Smitak also faced three charges of taking plants from the Mt Aspiring, Nelson Lakes and Fiordland national parks and was convicted and discharged.


Orchid Smuggling Drama in New Zealand

More details are coming out about the case of the two orchid smugglers recently arrested in New Zealand, and the story is quite interesting.

“Dr. Ian St George, convenor of the New Zealand native orchid group, said word had gone out on their “amateur grapevine” about a suspicious pair of orchid hunters asking to be guided to the flowers since before Christmas. Members were asked not to do so.

Dr St George said there were about 150 native orchids, with about 20 that were “vanishingly rare”.

One,  known as either Corybas or Anzybas Carsei could be found only in one Waikato swamp which he refused to name. Known as the Swamp Helmet, it is about the size of a fingernail, completely dark maroon and is described by Dr St George as “the closest we have to an All Black orchid”. It would be too hard for them to find, given only one man knew the way through waist-deep bog and it was only in flower for two weeks of the year in September.

He had not seen it himself and it has been rarely photographed.

…The type of orchids the men had allegedly smuggled would be a strong pointer to whether any smugglers had received local help. He would be “absolutely disgusted” if they had. “

The two men are from Czechoslovakia, and they are no ordinary common thiefs:

“…Cihalik is dean of the medicine school at the 430-year-old Palacky University in Olomouc. … (He) is a cardiologist specialising in the electrophysiological activity of the heart. He is the author of an extensive electrocardiogram atlas. He is married to a researcher of botanical genetics. His two adult sons are art historians involved in the conservation of cultural monuments.

Smitak is a public servant from Brno, 78km southeast of Olomouc.There he is the chairman of the Society of Tropical Orchid Growers and of the Friends of European Wild Orchids.

The pair have surrendered their passports as part of their bail conditions. “

Underworld flower economy

In Canada, the only flower that seems to make the news for bootlegging and underworld connections is off the top of a marijuana plant. Russia, a country I associate with the baddest of the bad in organized crime, are busy fighting smugglers of roses, tulips, and chrysanthemums. Go figure!

“Operatives of the economic crime department carried out an operation in the Moscow region, seizing two truckloads of flowers worth 600 thousand dollars.

Investigators have ascertained that roses, chrysanthemums and tulips had been shipped to a reloading point in Lithuania and then transported to Russia.

The smugglers tripped to one of warehouses outside Moscow, from which  businesses delivered the flowers to Moscow’s markets.

According to investigators, the group, which operated for years, registered the businesses through fronts. The sham companies usually disappeared after a month of operation.

Two nationals of Lithuania and four Russians have been detained in  this criminal case and charged with contraband.

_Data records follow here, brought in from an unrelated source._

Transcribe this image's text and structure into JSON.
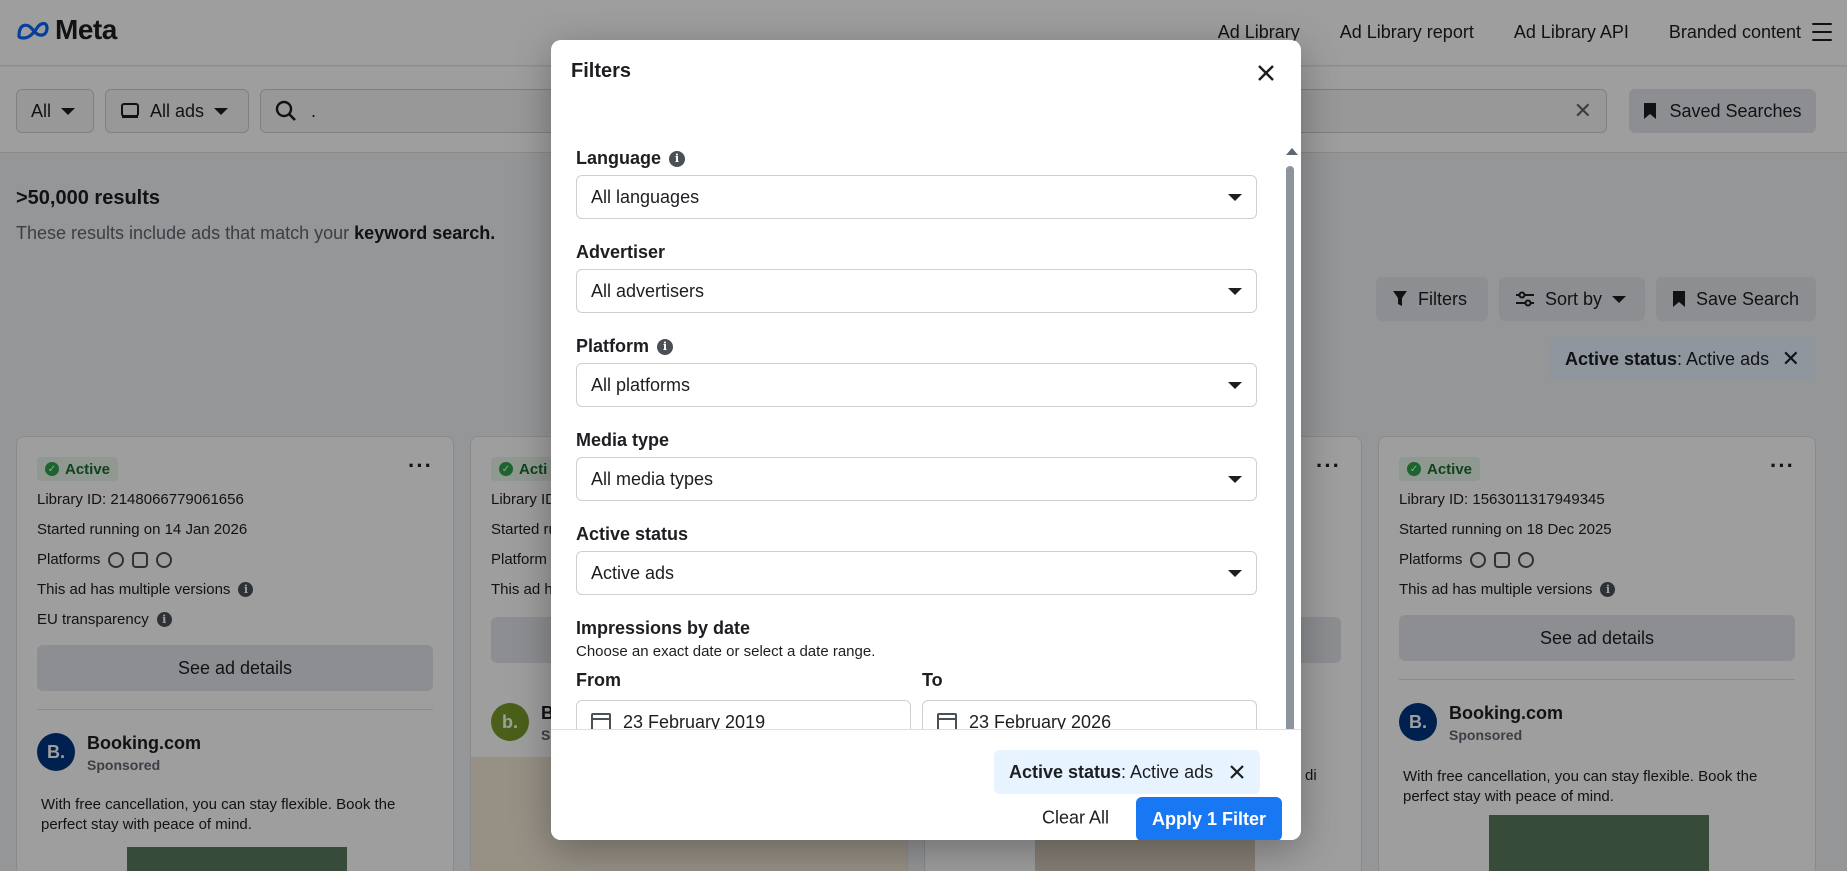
{
  "header": {
    "logo_text": "Meta",
    "nav": [
      "Ad Library",
      "Ad Library report",
      "Ad Library API",
      "Branded content"
    ]
  },
  "searchbar": {
    "country_label": "All",
    "ad_type_label": "All ads",
    "query_value": ".",
    "saved_searches_label": "Saved Searches"
  },
  "results": {
    "count": ">50,000 results",
    "note_prefix": "These results include ads that match your ",
    "note_bold": "keyword search."
  },
  "actions": {
    "filters_label": "Filters",
    "sort_label": "Sort by",
    "save_search_label": "Save Search",
    "chip_key": "Active status",
    "chip_value": ": Active ads"
  },
  "cards": [
    {
      "status": "Active",
      "library_id": "Library ID: 2148066779061656",
      "started": "Started running on 14 Jan 2026",
      "platforms_label": "Platforms",
      "versions": "This ad has multiple versions",
      "eu": "EU transparency",
      "details_label": "See ad details",
      "advertiser": "Booking.com",
      "sponsored": "Sponsored",
      "text": "With free cancellation, you can stay flexible. Book the perfect stay with peace of mind."
    },
    {
      "status": "Acti",
      "library_id": "Library ID",
      "started": "Started ru",
      "platforms_label": "Platform",
      "versions": "This ad h",
      "advertiser": "B",
      "sponsored": "S"
    },
    {
      "tail_text": "di"
    },
    {
      "status": "Active",
      "library_id": "Library ID: 1563011317949345",
      "started": "Started running on 18 Dec 2025",
      "platforms_label": "Platforms",
      "versions": "This ad has multiple versions",
      "details_label": "See ad details",
      "advertiser": "Booking.com",
      "sponsored": "Sponsored",
      "text": "With free cancellation, you can stay flexible. Book the perfect stay with peace of mind."
    }
  ],
  "modal": {
    "title": "Filters",
    "fields": {
      "language": {
        "label": "Language",
        "value": "All languages"
      },
      "advertiser": {
        "label": "Advertiser",
        "value": "All advertisers"
      },
      "platform": {
        "label": "Platform",
        "value": "All platforms"
      },
      "media_type": {
        "label": "Media type",
        "value": "All media types"
      },
      "active_status": {
        "label": "Active status",
        "value": "Active ads"
      }
    },
    "impressions": {
      "label": "Impressions by date",
      "subtitle": "Choose an exact date or select a date range.",
      "from_label": "From",
      "to_label": "To",
      "from_value": "23 February 2019",
      "to_value": "23 February 2026"
    },
    "footer": {
      "chip_key": "Active status",
      "chip_value": ": Active ads",
      "clear_all": "Clear All",
      "apply": "Apply 1 Filter"
    }
  },
  "colors": {
    "primary": "#1877f2",
    "chip_bg": "#e7f3ff",
    "active_green": "#31a24c"
  }
}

Investigators do not rule out the smugglers operated hand in hand with  corrupt customs officials. “

Looting in New Zealand

Trampers and hunters are being asked to help authorities stop the smuggling overseas of New Zealand’s protected wildlife.

“Two Czech men were charged yesterday with taking numerous native orchids and plants from New Zealand national parks and smuggling them out of the country. If found guilty, they face fines of up to $100,000 and/or five years’ jail.

Environmental watchdogs applauded the arrests and said charges relating to the smuggling of flowers and plants were rare. New Zealand has about 35 threatened species of orchids.”